The plan, submitted by Mr A. Audhali, is that latest in a series of unsuccessful applications all seeking to replace the existing disused chicken sheds on the site, on land at Ward Hill, North East of the village.

The latest proposal also includes an on-site workers dwelling.

If successful, the sheds, with a combined capacity for more than 20,000 birds, would be used to rear chicks for the egg production industry.

68 objections to the proposal have been submitted to Warwick District Council, with some raising concerns about odours, increased vermin, the impact on greenbelt land, noise, dust and the potential spread of airborne bacteria, and the effect this could have on residents.

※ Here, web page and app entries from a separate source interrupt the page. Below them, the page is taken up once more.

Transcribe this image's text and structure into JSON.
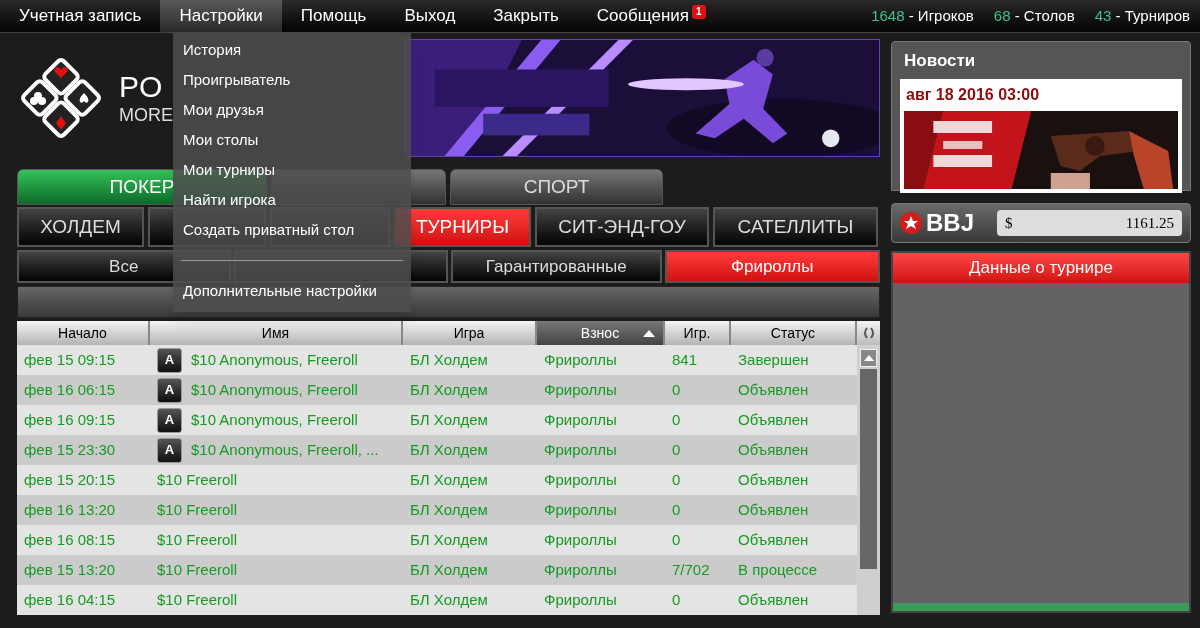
{
  "menu_bar": [
    {
      "label": "Учетная запись",
      "selected": false
    },
    {
      "label": "Настройки",
      "selected": true
    },
    {
      "label": "Помощь",
      "selected": false
    },
    {
      "label": "Выход",
      "selected": false
    },
    {
      "label": "Закрыть",
      "selected": false
    },
    {
      "label": "Сообщения",
      "selected": false,
      "badge": "1"
    }
  ],
  "stats": [
    {
      "count": "1648",
      "caption": "- Игроков"
    },
    {
      "count": "68",
      "caption": "- Столов"
    },
    {
      "count": "43",
      "caption": "- Турниров"
    }
  ],
  "logo": {
    "title": "PO",
    "subtitle": "MORE"
  },
  "settings_menu": {
    "items": [
      {
        "label": "История",
        "kind": "item"
      },
      {
        "label": "Проигрыватель",
        "kind": "item"
      },
      {
        "label": "Мои друзья",
        "kind": "item"
      },
      {
        "label": "Мои столы",
        "kind": "item"
      },
      {
        "label": "Мои турниры",
        "kind": "item"
      },
      {
        "label": "Найти игрока",
        "kind": "item"
      },
      {
        "label": "Создать приватный стол",
        "kind": "item"
      },
      {
        "kind": "separator"
      },
      {
        "label": "Дополнительные настройки",
        "kind": "item"
      }
    ]
  },
  "category_tabs": [
    {
      "label": "ПОКЕР",
      "selected": true
    },
    {
      "selected": false
    },
    {
      "label": "СПОРТ",
      "selected": false
    }
  ],
  "game_tabs": [
    {
      "label": "ХОЛДЕМ",
      "selected": false
    },
    {
      "selected": false
    },
    {
      "selected": false
    },
    {
      "label": "ТУРНИРЫ",
      "selected": true
    },
    {
      "label": "СИТ-ЭНД-ГОУ",
      "selected": false
    },
    {
      "label": "САТЕЛЛИТЫ",
      "selected": false
    }
  ],
  "filter_tabs": [
    {
      "label": "Все",
      "selected": false
    },
    {
      "selected": false
    },
    {
      "label": "Гарантированные",
      "selected": false
    },
    {
      "label": "Фрироллы",
      "selected": true
    }
  ],
  "table": {
    "columns": [
      {
        "label": "Начало",
        "sorted": false
      },
      {
        "label": "Имя",
        "sorted": false
      },
      {
        "label": "Игра",
        "sorted": false
      },
      {
        "label": "Взнос",
        "sorted": true
      },
      {
        "label": "Игр.",
        "sorted": false
      },
      {
        "label": "Статус",
        "sorted": false
      }
    ],
    "rows": [
      {
        "start": "фев 15 09:15",
        "badge": "A",
        "name": "$10 Anonymous, Freeroll",
        "game": "БЛ Холдем",
        "buyin": "Фрироллы",
        "players": "841",
        "status": "Завершен"
      },
      {
        "start": "фев 16 06:15",
        "badge": "A",
        "name": "$10 Anonymous, Freeroll",
        "game": "БЛ Холдем",
        "buyin": "Фрироллы",
        "players": "0",
        "status": "Объявлен"
      },
      {
        "start": "фев 16 09:15",
        "badge": "A",
        "name": "$10 Anonymous, Freeroll",
        "game": "БЛ Холдем",
        "buyin": "Фрироллы",
        "players": "0",
        "status": "Объявлен"
      },
      {
        "start": "фев 15 23:30",
        "badge": "A",
        "name": "$10 Anonymous, Freeroll, ...",
        "game": "БЛ Холдем",
        "buyin": "Фрироллы",
        "players": "0",
        "status": "Объявлен"
      },
      {
        "start": "фев 15 20:15",
        "name": "$10 Freeroll",
        "game": "БЛ Холдем",
        "buyin": "Фрироллы",
        "players": "0",
        "status": "Объявлен"
      },
      {
        "start": "фев 16 13:20",
        "name": "$10 Freeroll",
        "game": "БЛ Холдем",
        "buyin": "Фрироллы",
        "players": "0",
        "status": "Объявлен"
      },
      {
        "start": "фев 16 08:15",
        "name": "$10 Freeroll",
        "game": "БЛ Холдем",
        "buyin": "Фрироллы",
        "players": "0",
        "status": "Объявлен"
      },
      {
        "start": "фев 15 13:20",
        "name": "$10 Freeroll",
        "game": "БЛ Холдем",
        "buyin": "Фрироллы",
        "players": "7/702",
        "status": "В процессе"
      },
      {
        "start": "фев 16 04:15",
        "name": "$10 Freeroll",
        "game": "БЛ Холдем",
        "buyin": "Фрироллы",
        "players": "0",
        "status": "Объявлен"
      }
    ]
  },
  "news": {
    "title": "Новости",
    "date": "авг 18 2016 03:00"
  },
  "jackpot": {
    "label": "BBJ",
    "currency": "$",
    "amount": "1161.25"
  },
  "tournament_panel": {
    "title": "Данные о турнире"
  }
}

Among the other complaints are that the proposal could negatively affect the local highway network, would harm biodiversity, that the scheme is of no benefit to residents and that the site is unsuitable for such a use.

Concerns over animal welfare were also raised.

Norton Lindsey Parish Council have echoed some of these concerns in their response to the application and questioned the need for a worker’s dwelling at the site, suggesting that regular visits would suffice.

A response from the parish council reads: “Norton Lindsey Parish Council has grave concerns with the environmental impact this proposal will have on the locality, particularly regarding odour (both during day-to-day operations and especially when the sheds are cleaned), dust in the atmosphere, increased vermin, noise from ventilation fans, etc. We are unconvinced by the methodology and findings of an odour report that suggests minimal impact on houses that are less than 50m away.”

Despite residents raising questions the scheme could have, the Environmental Health Department at Warwick District Council and the Highways Department at Warwickshire County Council, have both raised no objections to the proposal, subject to conditions.

The argument to include the worker’s dwelling at the site is that someone would need to be close by to rapidly respond to any issues and ensure that no harm came to the birds.

The assessment of the application by planning officers, agrees with the need for an on-site worker’s presence and dwelling, reasoning that this outweighs any potential harm to the green belt.

Officers also noted that the new low-profile sheds would replace the existing dilapidated buildings on the site, which are of a similar scale.

They concluded that the site would be low noise impact and that a management plan detailing the control of dust and odours would need to be implemented.

A decision on the application is expected to be made at the Warwick District Council Planning Committee meeting on 8th January.